-Latest Hometrack UK Cities House Price Index saw annual prices rise by 14.1% in Bristol
-Bristol marks a trend whereby large regional cities have registered the highest quarterly growth rates
-Referendum expected to hit housing turnover hardest, but Hometrack also expects a rapid deacceleration in house price growth across all cities in 2016H2.
The latest Hometrack UK Cities House Price Index reveals that Bristol has become the first city outside of the South East to see house prices rise at a faster rate than London for more than six years (January 2010).
Year on year house price inflation in Bristol reached 14.1% in May as it surpassed London (13.8%) and Cambridge (13.4%) to top the Index. This is part of trend whereby large regional cities have registered the highest growth rates over the past three months, led by Liverpool (5.4%), Bristol (4.2%), Manchester (3.9%) and Leeds (3.7%) driven by an improving economic outlook and strong demand from investors ahead of the stamp duty deadline on 1 April 2016. Overall city level house price inflation rose from 10.8% in April to 11.2% in May.

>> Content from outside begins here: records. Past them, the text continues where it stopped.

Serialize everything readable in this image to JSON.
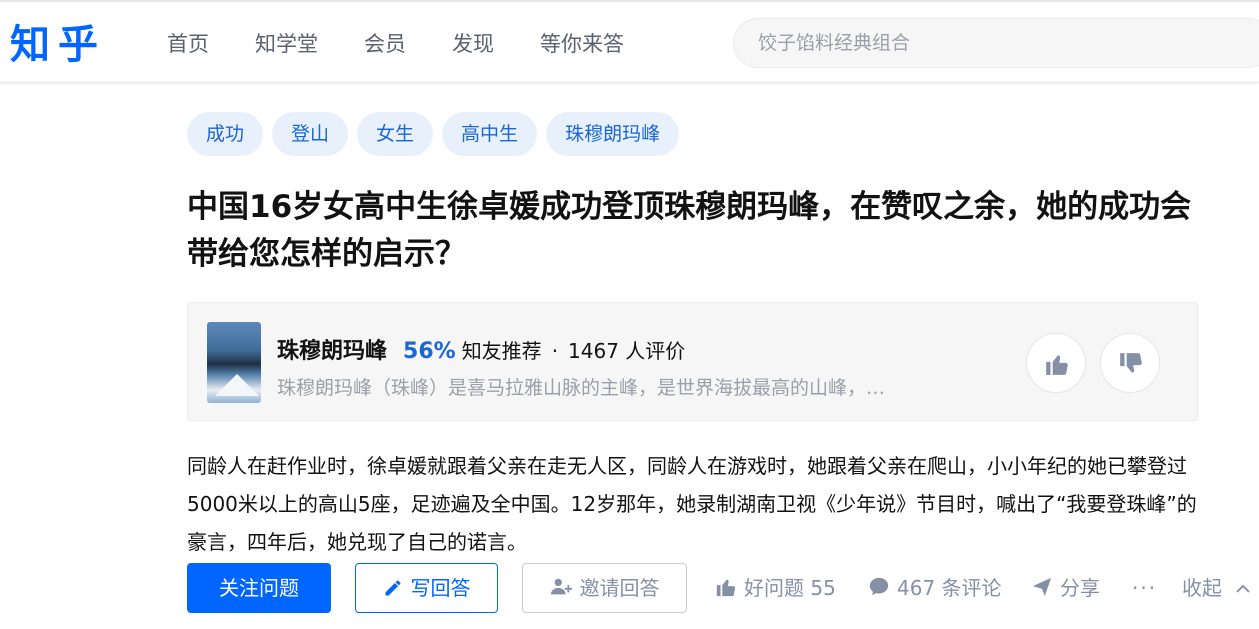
{
  "header": {
    "logo": "知乎",
    "nav": [
      "首页",
      "知学堂",
      "会员",
      "发现",
      "等你来答"
    ],
    "search_placeholder": "饺子馅料经典组合"
  },
  "topics": [
    "成功",
    "登山",
    "女生",
    "高中生",
    "珠穆朗玛峰"
  ],
  "question": {
    "title": "中国16岁女高中生徐卓媛成功登顶珠穆朗玛峰，在赞叹之余，她的成功会带给您怎样的启示？",
    "body": "同龄人在赶作业时，徐卓媛就跟着父亲在走无人区，同龄人在游戏时，她跟着父亲在爬山，小小年纪的她已攀登过5000米以上的高山5座，足迹遍及全中国。12岁那年，她录制湖南卫视《少年说》节目时，喊出了“我要登珠峰”的豪言，四年后，她兑现了自己的诺言。"
  },
  "card": {
    "name": "珠穆朗玛峰",
    "percent": "56%",
    "recommend_label": "知友推荐",
    "dot": "·",
    "review_count": "1467 人评价",
    "description": "珠穆朗玛峰（珠峰）是喜马拉雅山脉的主峰，是世界海拔最高的山峰，…"
  },
  "actions": {
    "follow": "关注问题",
    "write": "写回答",
    "invite": "邀请回答",
    "good_question": "好问题 55",
    "comments": "467 条评论",
    "share": "分享",
    "more": "···",
    "collapse": "收起"
  },
  "colors": {
    "brand": "#0066ff",
    "topic_bg": "#e8f1fb",
    "topic_text": "#1a66d6",
    "meta_text": "#8590a6"
  }
}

However, London was one of eight cities to register slower year on year growth, slowing from 14.2% in April to 13.8% in May. Hometrack expects to see a rapid deceleration in house price growth throughout the remainder of 2016, particularly in London, as buyers adopt a wait and see approach to assess the short term impact on financial markets and the economy at large in the wake of the EU vote.

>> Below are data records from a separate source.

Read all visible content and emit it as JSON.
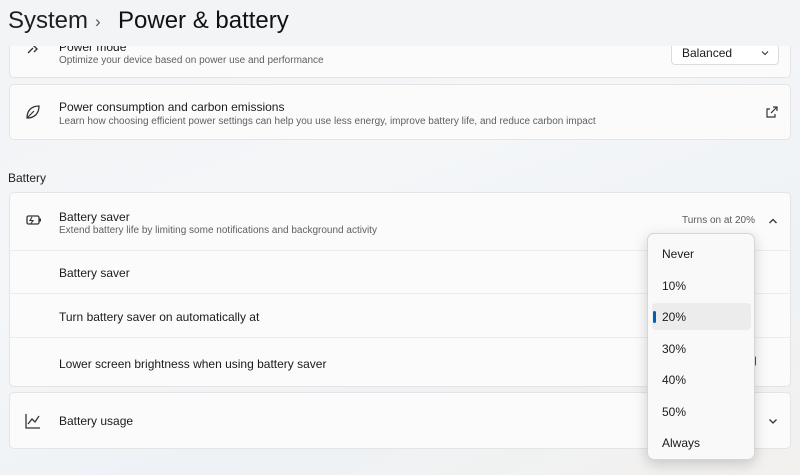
{
  "breadcrumb": {
    "parent": "System",
    "separator": "›",
    "current": "Power & battery"
  },
  "power_mode": {
    "title": "Power mode",
    "subtitle": "Optimize your device based on power use and performance",
    "value": "Balanced"
  },
  "power_consumption": {
    "title": "Power consumption and carbon emissions",
    "subtitle": "Learn how choosing efficient power settings can help you use less energy, improve battery life, and reduce carbon impact"
  },
  "battery_section": {
    "label": "Battery"
  },
  "battery_saver": {
    "title": "Battery saver",
    "subtitle": "Extend battery life by limiting some notifications and background activity",
    "status": "Turns on at 20%",
    "rows": [
      "Battery saver",
      "Turn battery saver on automatically at",
      "Lower screen brightness when using battery saver"
    ]
  },
  "battery_usage": {
    "title": "Battery usage"
  },
  "dropdown": {
    "options": [
      "Never",
      "10%",
      "20%",
      "30%",
      "40%",
      "50%",
      "Always"
    ],
    "selected": "20%"
  },
  "colors": {
    "accent": "#005fb8",
    "card": "#fbfbfb",
    "background": "#f3f4f6"
  }
}
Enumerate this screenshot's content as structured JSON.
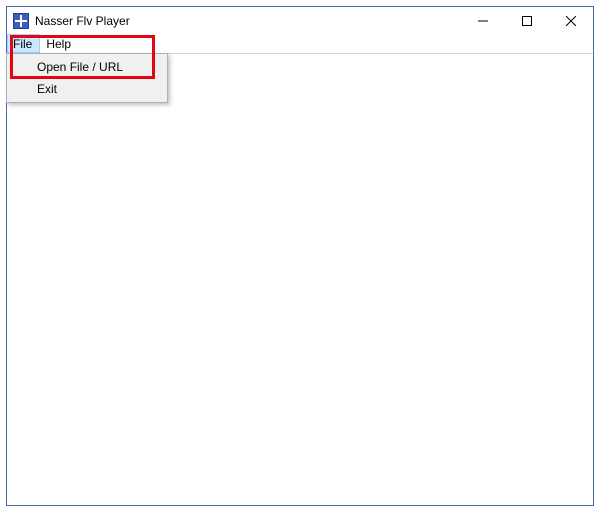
{
  "window": {
    "title": "Nasser Flv Player"
  },
  "menubar": {
    "file": "File",
    "help": "Help"
  },
  "file_menu": {
    "open": "Open File / URL",
    "exit": "Exit"
  }
}
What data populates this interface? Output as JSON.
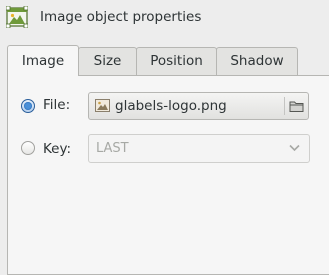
{
  "window": {
    "title": "Image object properties",
    "icon": "image-object-icon"
  },
  "tabs": [
    {
      "label": "Image",
      "active": true
    },
    {
      "label": "Size",
      "active": false
    },
    {
      "label": "Position",
      "active": false
    },
    {
      "label": "Shadow",
      "active": false
    }
  ],
  "image_tab": {
    "file_radio": {
      "label": "File:",
      "checked": true
    },
    "file_chooser": {
      "value": "glabels-logo.png",
      "icon": "image-file-icon",
      "browse_icon": "folder-icon"
    },
    "key_radio": {
      "label": "Key:",
      "checked": false
    },
    "key_combo": {
      "value": "LAST",
      "enabled": false,
      "icon": "chevron-down-icon"
    }
  }
}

Richard Donnell, Insight Director at Hometrack says: “House price inflation in major cities outside of London and the South East, such as Bristol and Liverpool has been accelerating but it is now expected to slow towards low single digits in the coming months as demand cools on the back of the EU referendum result. At present we expect housing market turnover to bear the brunt of increased uncertainty rather than house prices.
“Standing back from the immediate turmoil in financial markets, the reality is that the fundamentals of the housing market remain unchanged with record low mortgage rates and a wide imbalance between supply and demand. The UK doesn’t have a problem with housing demand, the more important question is how many buyers and sellers feel confident to participate in the market in the near term.

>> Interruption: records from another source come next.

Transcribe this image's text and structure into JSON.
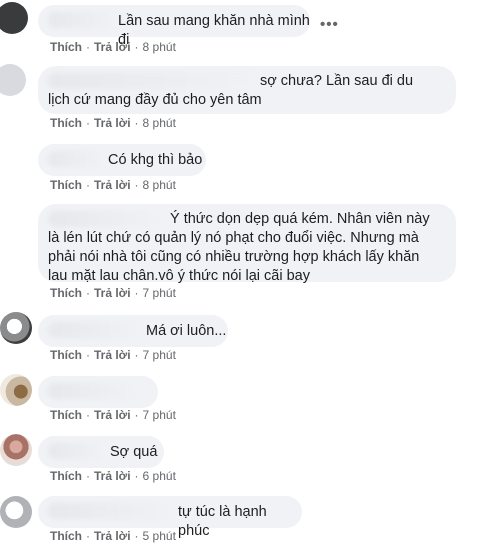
{
  "comments": [
    {
      "text": "Lần sau mang khăn nhà mình đi",
      "like": "Thích",
      "reply": "Trả lời",
      "time": "8 phút"
    },
    {
      "text": "sợ chưa? Lần sau đi du lịch cứ mang đầy đủ cho yên tâm",
      "like": "Thích",
      "reply": "Trả lời",
      "time": "8 phút"
    },
    {
      "text": "Có khg thì bảo",
      "like": "Thích",
      "reply": "Trả lời",
      "time": "8 phút"
    },
    {
      "text": "Ý thức dọn dẹp quá kém. Nhân viên này là lén lút chứ có quản lý nó phạt cho đuổi việc. Nhưng mà phải nói nhà tôi cũng có nhiều trường hợp khách lấy khăn lau mặt lau chân.vô ý thức nói lại cãi bay",
      "like": "Thích",
      "reply": "Trả lời",
      "time": "7 phút"
    },
    {
      "text": "Má ơi luôn...",
      "like": "Thích",
      "reply": "Trả lời",
      "time": "7 phút"
    },
    {
      "text": "",
      "like": "Thích",
      "reply": "Trả lời",
      "time": "7 phút"
    },
    {
      "text": "Sợ quá",
      "like": "Thích",
      "reply": "Trả lời",
      "time": "6 phút"
    },
    {
      "text": "tự túc là hạnh phúc",
      "like": "Thích",
      "reply": "Trả lời",
      "time": "5 phút"
    }
  ],
  "more_label": "•••",
  "icons": {
    "more": "more-options-icon"
  }
}
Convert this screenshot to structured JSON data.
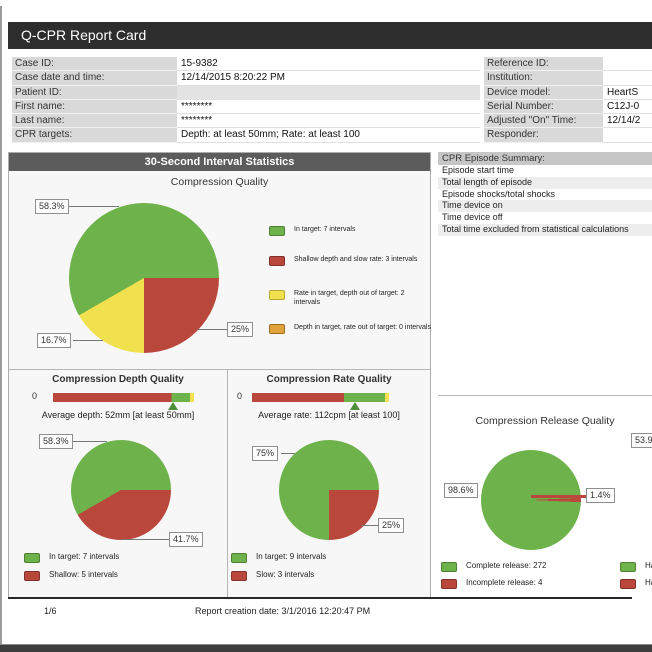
{
  "page": {
    "title": "Q-CPR Report Card",
    "footer_page": "1/6",
    "footer_note": "Report creation date: 3/1/2016 12:20:47 PM"
  },
  "case_info_left": {
    "rows": [
      {
        "label": "Case ID:",
        "value": "15-9382"
      },
      {
        "label": "Case date and time:",
        "value": "12/14/2015 8:20:22 PM"
      },
      {
        "label": "Patient ID:",
        "value": ""
      },
      {
        "label": "First name:",
        "value": "********"
      },
      {
        "label": "Last name:",
        "value": "********"
      },
      {
        "label": "CPR targets:",
        "value": "Depth: at least 50mm; Rate: at least 100"
      }
    ]
  },
  "case_info_right": {
    "rows": [
      {
        "label": "Reference ID:",
        "value": ""
      },
      {
        "label": "Institution:",
        "value": ""
      },
      {
        "label": "Device model:",
        "value": "HeartS"
      },
      {
        "label": "Serial Number:",
        "value": "C12J-0"
      },
      {
        "label": "Adjusted \"On\" Time:",
        "value": "12/14/2"
      },
      {
        "label": "Responder:",
        "value": ""
      }
    ]
  },
  "interval_section": {
    "header": "30-Second Interval Statistics"
  },
  "episode_summary": {
    "header": "CPR Episode Summary:",
    "rows": [
      "Episode start time",
      "Total length of episode",
      "Episode shocks/total shocks",
      "Time device on",
      "Time device off",
      "Total time excluded from statistical calculations"
    ]
  },
  "colors": {
    "green": "#6db24b",
    "red": "#b9473c",
    "yellow": "#f2e14e",
    "orange": "#e2a33c",
    "green_border": "#4f7f35",
    "red_border": "#81302a",
    "yellow_border": "#b5a737",
    "orange_border": "#9c6d1e"
  },
  "right_edge_truncated": {
    "pie_label": "53.9",
    "legend_items": [
      "Hand",
      "Hand"
    ]
  },
  "chart_data": [
    {
      "id": "compression_quality",
      "type": "pie",
      "title": "Compression Quality",
      "slices": [
        {
          "label": "In target: 7 intervals",
          "pct": 58.3,
          "color": "#6db24b",
          "border": "#4f7f35",
          "data_label": "58.3%"
        },
        {
          "label": "Shallow depth and slow rate: 3 intervals",
          "pct": 25,
          "color": "#b9473c",
          "border": "#81302a",
          "data_label": "25%"
        },
        {
          "label": "Rate in target, depth out of target: 2 intervals",
          "pct": 16.7,
          "color": "#f2e14e",
          "border": "#b5a737",
          "data_label": "16.7%"
        },
        {
          "label": "Depth in target, rate out of target: 0 intervals",
          "pct": 0,
          "color": "#e2a33c",
          "border": "#9c6d1e",
          "data_label": ""
        }
      ],
      "render": {
        "from_deg": 90,
        "segments": [
          {
            "color": "#b9473c",
            "pct": 25
          },
          {
            "color": "#f2e14e",
            "pct": 16.7
          },
          {
            "color": "#6db24b",
            "pct": 58.3
          }
        ]
      }
    },
    {
      "id": "compression_depth_bar",
      "type": "bar",
      "title": "Compression Depth Quality",
      "axis_start_label": "0",
      "caption": "Average depth: 52mm  [at least 50mm]",
      "segments": [
        {
          "color": "#b9473c",
          "pct": 84
        },
        {
          "color": "#6db24b",
          "pct": 13
        },
        {
          "color": "#f2e14e",
          "pct": 3
        }
      ],
      "marker_pct": 85
    },
    {
      "id": "compression_depth_pie",
      "type": "pie",
      "title": "",
      "slices": [
        {
          "label": "In target: 7 intervals",
          "pct": 58.3,
          "color": "#6db24b",
          "border": "#4f7f35",
          "data_label": "58.3%"
        },
        {
          "label": "Shallow: 5 intervals",
          "pct": 41.7,
          "color": "#b9473c",
          "border": "#81302a",
          "data_label": "41.7%"
        }
      ],
      "render": {
        "from_deg": 90,
        "segments": [
          {
            "color": "#b9473c",
            "pct": 41.7
          },
          {
            "color": "#6db24b",
            "pct": 58.3
          }
        ]
      }
    },
    {
      "id": "compression_rate_bar",
      "type": "bar",
      "title": "Compression Rate Quality",
      "axis_start_label": "0",
      "caption": "Average rate: 112cpm [at least 100]",
      "segments": [
        {
          "color": "#b9473c",
          "pct": 67
        },
        {
          "color": "#6db24b",
          "pct": 30
        },
        {
          "color": "#f2e14e",
          "pct": 3
        }
      ],
      "marker_pct": 75
    },
    {
      "id": "compression_rate_pie",
      "type": "pie",
      "title": "",
      "slices": [
        {
          "label": "In target: 9 intervals",
          "pct": 75,
          "color": "#6db24b",
          "border": "#4f7f35",
          "data_label": "75%"
        },
        {
          "label": "Slow: 3 intervals",
          "pct": 25,
          "color": "#b9473c",
          "border": "#81302a",
          "data_label": "25%"
        }
      ],
      "render": {
        "from_deg": 90,
        "segments": [
          {
            "color": "#b9473c",
            "pct": 25
          },
          {
            "color": "#6db24b",
            "pct": 75
          }
        ]
      }
    },
    {
      "id": "compression_release_pie",
      "type": "pie",
      "title": "Compression Release Quality",
      "slices": [
        {
          "label": "Complete release: 272",
          "pct": 98.6,
          "color": "#6db24b",
          "border": "#4f7f35",
          "data_label": "98.6%"
        },
        {
          "label": "Incomplete release: 4",
          "pct": 1.4,
          "color": "#b9473c",
          "border": "#81302a",
          "data_label": "1.4%"
        }
      ],
      "render": {
        "from_deg": 87.5,
        "segments": [
          {
            "color": "#b9473c",
            "pct": 1.4
          },
          {
            "color": "#6db24b",
            "pct": 98.6
          }
        ]
      }
    }
  ]
}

“Market sentiment can change quickly and the sooner a clear picture emerges over the likely impact on the economy and the outlook for jobs and mortgage rates the sooner transaction volumes should stabilise and more buyers return to the market.”
|City||Average price||% yoy current|
|20 city index||£237,500||11.2%|